For those relieved that incessant campaign ads have ceased in the political doldrums after November's elections, the respite might not last long.
Twelve candidates for Oklahoma offices already have launched their campaign funds for 2014, raising a combined $737,000 between them for the election two years away, records from the Oklahoma Ethics Commission database show.
Gov. Mary Fallin leads the pack of early starters having raised $251,320 in the Mary Fallin for Governor 2014 committee since it was opened in October 2011. Fallin carried forward $216,027 from her campaign fund for 2010 when she spent $4.1 million defeating Democrat Jari Askins to become the first female governor.
Fallin has had 29 donors give the maximum contribution of $5,000.
Those donations have come from eight political action committees, and a mixture of corporate executives, attorneys, lobbyists, and other people.
Most of the candidates with open funds are Republican incumbents, with two Democrats with open campaigns. No potential challengers have launched their campaigns yet.
The second-most active campaign for 2014 is Insurance Commissioner John Doak's fund which has $221,000 in reported contributions since it opened in December 2011.
He transferred $65,564 from his campaign fund for 2010 when he unseated Commissioner Kim Holland, the Democratic incumbent. Doak, a Republican from Edmond, spent more than $800,000 in that race. The insurance commissioner job pays $114,713 a year.
“I do believe that campaigns are going to have to get more expensive in the future,” Doak said. “I think you have to be prepared for that. … We see it on all levels and so I do anticipate the raise, costing at least what it did before, possibly more by the time 2014 arrives.”
Doak said he always anticipates that other candidates will step up to be a part of the legislative process and he wants to be prepared, especially as a relative newcomer to politics and one of the newly elected statewide officers.
“There is 712 days, 19 hours and 15 minutes until I'm re-elected,” Doak said. “I've really taken a businesslike approach to this. Campaigns are expensive and we have a systematic approach. It's something I'm extremely proud of.”
Doak said his office is meeting the needs of both Oklahoma consumers and businesses better than ever before, and he attributes the many campaign contributions he's received to his evenhanded approach to consumer protection and business-friendly policies.
Already 28 businesses, individuals and political action committees have maxed out their contributions to Doak by giving the $5,000 limit.
The majority of those donations have come from insurance companies and consulting firms for the insurance industry.
Doak said a Tulsa fundraiser in May with guest speaker Barry Goldwater Jr. helped launch some of those donations.
“That is an individual which a lot of folks in Oklahoma got very excited about and attended a fundraiser in Tulsa for,” Doak said. “My position related to Obamacare and standing up to the federal office of insurance which is in process right now, has played very will with insurance companies wanting a commissioner to protect state rights and protect consumers.”
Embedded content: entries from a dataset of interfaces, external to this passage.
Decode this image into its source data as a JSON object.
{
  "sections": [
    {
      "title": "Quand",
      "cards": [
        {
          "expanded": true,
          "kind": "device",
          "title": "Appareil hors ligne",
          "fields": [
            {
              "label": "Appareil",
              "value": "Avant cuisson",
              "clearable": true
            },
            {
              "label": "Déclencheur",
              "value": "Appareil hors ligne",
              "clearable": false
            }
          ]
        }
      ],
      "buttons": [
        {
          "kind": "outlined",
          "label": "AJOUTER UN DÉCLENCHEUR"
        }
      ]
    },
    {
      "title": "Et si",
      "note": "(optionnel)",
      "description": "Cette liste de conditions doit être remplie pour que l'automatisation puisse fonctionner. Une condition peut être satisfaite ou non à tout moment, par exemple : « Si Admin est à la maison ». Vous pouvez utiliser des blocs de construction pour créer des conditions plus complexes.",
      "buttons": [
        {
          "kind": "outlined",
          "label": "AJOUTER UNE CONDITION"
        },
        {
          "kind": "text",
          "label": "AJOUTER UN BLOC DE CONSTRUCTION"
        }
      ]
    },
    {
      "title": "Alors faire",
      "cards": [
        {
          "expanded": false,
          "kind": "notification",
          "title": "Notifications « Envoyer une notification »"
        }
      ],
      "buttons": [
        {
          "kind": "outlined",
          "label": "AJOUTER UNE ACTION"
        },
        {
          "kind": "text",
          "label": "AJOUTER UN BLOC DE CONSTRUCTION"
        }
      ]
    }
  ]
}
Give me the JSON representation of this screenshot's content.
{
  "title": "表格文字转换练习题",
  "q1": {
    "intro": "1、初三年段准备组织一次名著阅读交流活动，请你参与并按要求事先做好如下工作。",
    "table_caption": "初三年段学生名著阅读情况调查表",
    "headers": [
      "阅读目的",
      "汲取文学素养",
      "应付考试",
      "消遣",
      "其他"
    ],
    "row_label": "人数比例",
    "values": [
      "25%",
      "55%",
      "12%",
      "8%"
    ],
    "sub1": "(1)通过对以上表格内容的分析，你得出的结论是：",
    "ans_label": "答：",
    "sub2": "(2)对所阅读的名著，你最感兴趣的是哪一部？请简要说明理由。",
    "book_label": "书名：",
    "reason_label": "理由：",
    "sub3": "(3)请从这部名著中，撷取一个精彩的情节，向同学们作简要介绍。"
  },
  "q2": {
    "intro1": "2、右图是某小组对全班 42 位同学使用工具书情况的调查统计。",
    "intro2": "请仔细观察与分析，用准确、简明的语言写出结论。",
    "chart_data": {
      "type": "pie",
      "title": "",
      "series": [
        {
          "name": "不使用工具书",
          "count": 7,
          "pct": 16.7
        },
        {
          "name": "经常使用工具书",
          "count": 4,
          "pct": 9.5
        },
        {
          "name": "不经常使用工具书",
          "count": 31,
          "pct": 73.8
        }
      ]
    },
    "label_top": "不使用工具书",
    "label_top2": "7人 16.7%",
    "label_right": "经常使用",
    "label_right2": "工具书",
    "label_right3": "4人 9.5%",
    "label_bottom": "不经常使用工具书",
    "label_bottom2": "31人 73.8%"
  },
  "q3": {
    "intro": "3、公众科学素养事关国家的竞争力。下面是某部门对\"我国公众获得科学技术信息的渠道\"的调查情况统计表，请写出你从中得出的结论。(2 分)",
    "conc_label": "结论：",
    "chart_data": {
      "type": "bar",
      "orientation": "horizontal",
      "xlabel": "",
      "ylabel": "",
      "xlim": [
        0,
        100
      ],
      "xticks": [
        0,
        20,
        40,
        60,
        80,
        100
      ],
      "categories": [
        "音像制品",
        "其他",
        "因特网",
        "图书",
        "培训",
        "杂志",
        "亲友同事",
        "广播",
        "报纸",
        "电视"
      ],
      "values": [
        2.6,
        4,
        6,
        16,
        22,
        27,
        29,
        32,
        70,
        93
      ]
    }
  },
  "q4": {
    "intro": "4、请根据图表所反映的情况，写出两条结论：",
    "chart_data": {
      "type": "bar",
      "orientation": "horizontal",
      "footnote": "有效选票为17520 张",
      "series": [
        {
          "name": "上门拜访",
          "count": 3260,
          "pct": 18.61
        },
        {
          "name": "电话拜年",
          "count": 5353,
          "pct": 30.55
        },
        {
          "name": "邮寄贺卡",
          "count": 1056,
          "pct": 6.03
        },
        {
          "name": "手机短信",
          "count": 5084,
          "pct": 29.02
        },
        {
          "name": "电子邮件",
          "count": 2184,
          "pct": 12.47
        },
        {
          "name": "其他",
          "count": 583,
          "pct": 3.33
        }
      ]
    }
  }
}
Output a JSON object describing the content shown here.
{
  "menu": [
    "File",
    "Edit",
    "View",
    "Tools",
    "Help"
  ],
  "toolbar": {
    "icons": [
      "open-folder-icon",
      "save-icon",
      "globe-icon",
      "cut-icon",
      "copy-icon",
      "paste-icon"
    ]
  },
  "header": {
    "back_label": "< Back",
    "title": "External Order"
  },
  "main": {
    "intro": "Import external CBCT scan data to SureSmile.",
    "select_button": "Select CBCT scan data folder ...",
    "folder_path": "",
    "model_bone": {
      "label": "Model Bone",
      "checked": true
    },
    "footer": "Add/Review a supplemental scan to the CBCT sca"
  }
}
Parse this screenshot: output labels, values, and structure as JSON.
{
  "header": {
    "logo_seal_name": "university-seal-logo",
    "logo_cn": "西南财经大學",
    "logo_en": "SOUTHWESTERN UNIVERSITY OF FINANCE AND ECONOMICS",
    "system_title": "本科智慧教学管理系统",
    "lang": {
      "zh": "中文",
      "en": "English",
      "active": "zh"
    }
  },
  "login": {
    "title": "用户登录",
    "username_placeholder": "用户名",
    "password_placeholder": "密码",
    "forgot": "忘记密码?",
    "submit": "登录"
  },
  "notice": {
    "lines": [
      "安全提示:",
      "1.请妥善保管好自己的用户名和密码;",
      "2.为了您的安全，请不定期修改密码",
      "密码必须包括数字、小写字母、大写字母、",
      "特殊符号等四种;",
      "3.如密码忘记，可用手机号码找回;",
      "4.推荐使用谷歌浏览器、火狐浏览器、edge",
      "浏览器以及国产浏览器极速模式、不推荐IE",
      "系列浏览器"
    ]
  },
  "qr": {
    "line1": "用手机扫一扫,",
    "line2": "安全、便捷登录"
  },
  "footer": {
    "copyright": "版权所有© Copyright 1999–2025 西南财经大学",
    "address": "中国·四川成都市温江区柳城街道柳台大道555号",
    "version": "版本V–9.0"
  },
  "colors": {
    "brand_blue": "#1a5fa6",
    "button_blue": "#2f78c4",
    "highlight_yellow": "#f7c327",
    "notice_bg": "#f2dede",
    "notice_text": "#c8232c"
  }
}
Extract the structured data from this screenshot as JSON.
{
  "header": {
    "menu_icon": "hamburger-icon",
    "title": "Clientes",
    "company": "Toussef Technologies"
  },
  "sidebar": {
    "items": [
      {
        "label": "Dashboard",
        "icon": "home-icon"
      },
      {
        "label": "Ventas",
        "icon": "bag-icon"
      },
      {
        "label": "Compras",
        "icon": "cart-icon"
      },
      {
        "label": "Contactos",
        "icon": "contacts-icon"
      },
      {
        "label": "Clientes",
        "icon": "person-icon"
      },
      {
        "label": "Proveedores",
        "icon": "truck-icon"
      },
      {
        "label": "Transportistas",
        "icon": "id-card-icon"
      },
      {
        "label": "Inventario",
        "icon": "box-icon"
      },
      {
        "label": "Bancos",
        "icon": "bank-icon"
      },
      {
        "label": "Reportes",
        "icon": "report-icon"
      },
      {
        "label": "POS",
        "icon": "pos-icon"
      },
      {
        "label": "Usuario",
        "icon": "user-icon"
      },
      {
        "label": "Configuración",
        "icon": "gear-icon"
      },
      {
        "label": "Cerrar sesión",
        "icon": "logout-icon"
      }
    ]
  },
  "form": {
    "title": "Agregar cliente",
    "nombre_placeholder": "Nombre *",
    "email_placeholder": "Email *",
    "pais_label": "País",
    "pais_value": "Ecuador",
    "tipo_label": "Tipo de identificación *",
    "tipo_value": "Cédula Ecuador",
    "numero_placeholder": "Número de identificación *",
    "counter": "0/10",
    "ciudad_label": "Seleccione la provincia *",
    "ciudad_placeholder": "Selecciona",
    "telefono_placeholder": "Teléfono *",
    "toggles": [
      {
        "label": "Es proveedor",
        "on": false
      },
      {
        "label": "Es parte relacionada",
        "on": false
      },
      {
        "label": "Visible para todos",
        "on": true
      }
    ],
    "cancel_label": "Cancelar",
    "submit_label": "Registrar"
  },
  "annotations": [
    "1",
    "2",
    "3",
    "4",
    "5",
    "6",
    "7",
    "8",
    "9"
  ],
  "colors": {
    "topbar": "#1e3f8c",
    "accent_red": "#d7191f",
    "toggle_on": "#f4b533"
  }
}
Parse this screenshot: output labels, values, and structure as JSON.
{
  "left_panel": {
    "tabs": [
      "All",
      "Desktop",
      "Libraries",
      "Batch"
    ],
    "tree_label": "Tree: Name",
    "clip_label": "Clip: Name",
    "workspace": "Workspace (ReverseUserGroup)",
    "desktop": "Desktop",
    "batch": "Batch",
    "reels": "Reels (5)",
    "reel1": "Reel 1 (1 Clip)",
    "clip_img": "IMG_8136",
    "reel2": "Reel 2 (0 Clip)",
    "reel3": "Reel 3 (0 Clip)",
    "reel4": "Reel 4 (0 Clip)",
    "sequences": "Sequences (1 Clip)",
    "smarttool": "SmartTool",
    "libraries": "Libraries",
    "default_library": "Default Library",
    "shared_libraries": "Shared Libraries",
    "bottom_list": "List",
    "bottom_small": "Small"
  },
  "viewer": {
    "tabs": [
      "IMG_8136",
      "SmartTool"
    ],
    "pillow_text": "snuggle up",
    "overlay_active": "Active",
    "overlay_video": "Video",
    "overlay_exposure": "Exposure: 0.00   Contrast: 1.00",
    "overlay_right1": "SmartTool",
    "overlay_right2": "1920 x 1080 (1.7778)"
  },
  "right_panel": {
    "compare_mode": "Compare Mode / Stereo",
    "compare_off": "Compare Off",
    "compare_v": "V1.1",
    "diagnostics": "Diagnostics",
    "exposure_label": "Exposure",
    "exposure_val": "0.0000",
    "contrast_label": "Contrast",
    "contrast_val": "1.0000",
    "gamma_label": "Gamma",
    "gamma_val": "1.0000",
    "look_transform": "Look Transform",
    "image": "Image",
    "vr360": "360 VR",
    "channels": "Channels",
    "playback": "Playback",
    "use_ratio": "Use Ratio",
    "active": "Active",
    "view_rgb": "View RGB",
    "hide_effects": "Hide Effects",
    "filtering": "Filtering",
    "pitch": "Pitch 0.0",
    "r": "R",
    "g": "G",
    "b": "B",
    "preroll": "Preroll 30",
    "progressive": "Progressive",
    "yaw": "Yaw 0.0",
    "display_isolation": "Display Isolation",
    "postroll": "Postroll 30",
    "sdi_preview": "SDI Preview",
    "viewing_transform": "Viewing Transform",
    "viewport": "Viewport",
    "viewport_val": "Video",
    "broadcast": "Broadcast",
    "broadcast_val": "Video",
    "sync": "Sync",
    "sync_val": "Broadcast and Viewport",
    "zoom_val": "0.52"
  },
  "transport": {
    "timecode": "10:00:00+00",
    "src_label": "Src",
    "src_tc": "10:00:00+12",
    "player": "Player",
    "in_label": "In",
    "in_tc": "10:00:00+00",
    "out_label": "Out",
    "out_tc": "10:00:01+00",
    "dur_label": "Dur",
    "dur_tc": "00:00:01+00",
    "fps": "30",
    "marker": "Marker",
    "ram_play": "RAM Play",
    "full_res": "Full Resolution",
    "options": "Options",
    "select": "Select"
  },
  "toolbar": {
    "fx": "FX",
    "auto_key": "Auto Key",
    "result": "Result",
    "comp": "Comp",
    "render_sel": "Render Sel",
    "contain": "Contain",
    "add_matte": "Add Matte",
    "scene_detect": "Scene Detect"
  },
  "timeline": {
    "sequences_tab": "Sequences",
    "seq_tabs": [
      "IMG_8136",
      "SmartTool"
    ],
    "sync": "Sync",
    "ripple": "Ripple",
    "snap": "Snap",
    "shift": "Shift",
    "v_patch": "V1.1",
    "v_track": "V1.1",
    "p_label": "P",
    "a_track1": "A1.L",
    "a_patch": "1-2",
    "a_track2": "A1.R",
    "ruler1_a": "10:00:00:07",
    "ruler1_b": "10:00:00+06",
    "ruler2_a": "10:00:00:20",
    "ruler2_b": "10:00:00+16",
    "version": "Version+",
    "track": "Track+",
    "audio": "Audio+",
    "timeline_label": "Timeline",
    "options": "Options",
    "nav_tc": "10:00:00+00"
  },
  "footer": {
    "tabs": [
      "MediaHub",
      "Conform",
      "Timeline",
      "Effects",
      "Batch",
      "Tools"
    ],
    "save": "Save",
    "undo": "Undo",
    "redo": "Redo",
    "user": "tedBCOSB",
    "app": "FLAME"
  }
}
State schools Superintendent Janet Barresi, who is also new to statewide office, has raised $65,000 since her campaign opened in March. Barresi didn't transfer any funds from her 2010 campaign, when she spent about $1.2 million to win the office.
Senators file early
Half of the Oklahoma Senate districts will be up for grabs in 2014.
Senators who have opened 2014 funds are: Rob Johnson, R-Yukon; Eddie Fields, R-Wynona; Bill Brown, R-Broken Arrow; Brian Bingman, R-Sapulpa; and Constance Johnson, D-Forest Park.
“I would say that in the Senate, Republicans take these races extremely seriously,” said Nathan Atkins, communication director for Bingman, who has reported raising $10,000 to date. “They are talking to voters on the doorstep, out in the community at events. They're very serious about keeping in touch with their constituents.”
Bingman, the Senate president pro tem, also has carried forward $153,000 from his 2010 campaign fund, which was closed in March.
Former Sen. Jonathan Nichols, R-Norman, had launched a 2014 campaign for an undeclared office and raised $28,250 but closed the fund in September 2011.
District Attorney Greg Mashburn has launched his campaign fund for the District 21 seat in Cleveland, Garvin and McClain counties.
Mashburn has raised about $81,000 since he opened the fund in August 2011. He transferred in another $80,000 from his 2010 campaign fund when he took office uncontested.
“Ever since I've been elected, I've done an annual fundraiser and then that allows me to continue to raise the war chest,” Mashburn said. “I can budget better, I can prepare for the campaign better, and it doesn't put me in a bind as far as trying to run an office and campaign.”
Mashburn said even when he was unopposed he was knocking doors until candidate filing closed.
“You never know until 5 p.m. of filing day what's going to happen,” Mashburn said.
Every September, except for one since he took office in 2007, Mashburn said he's held a barbecue fundraiser asking for support.
District Attorney Richard Smothermon also has launched a campaign fund for re-election to District 23 in Pottawatomie and Lincoln counties.
Smothermon has reported $1,500 in campaign contributions to date.
Oklahoma Treasurer Ken Miller also has launched his campaign for re-election and has reported raising about $3,000.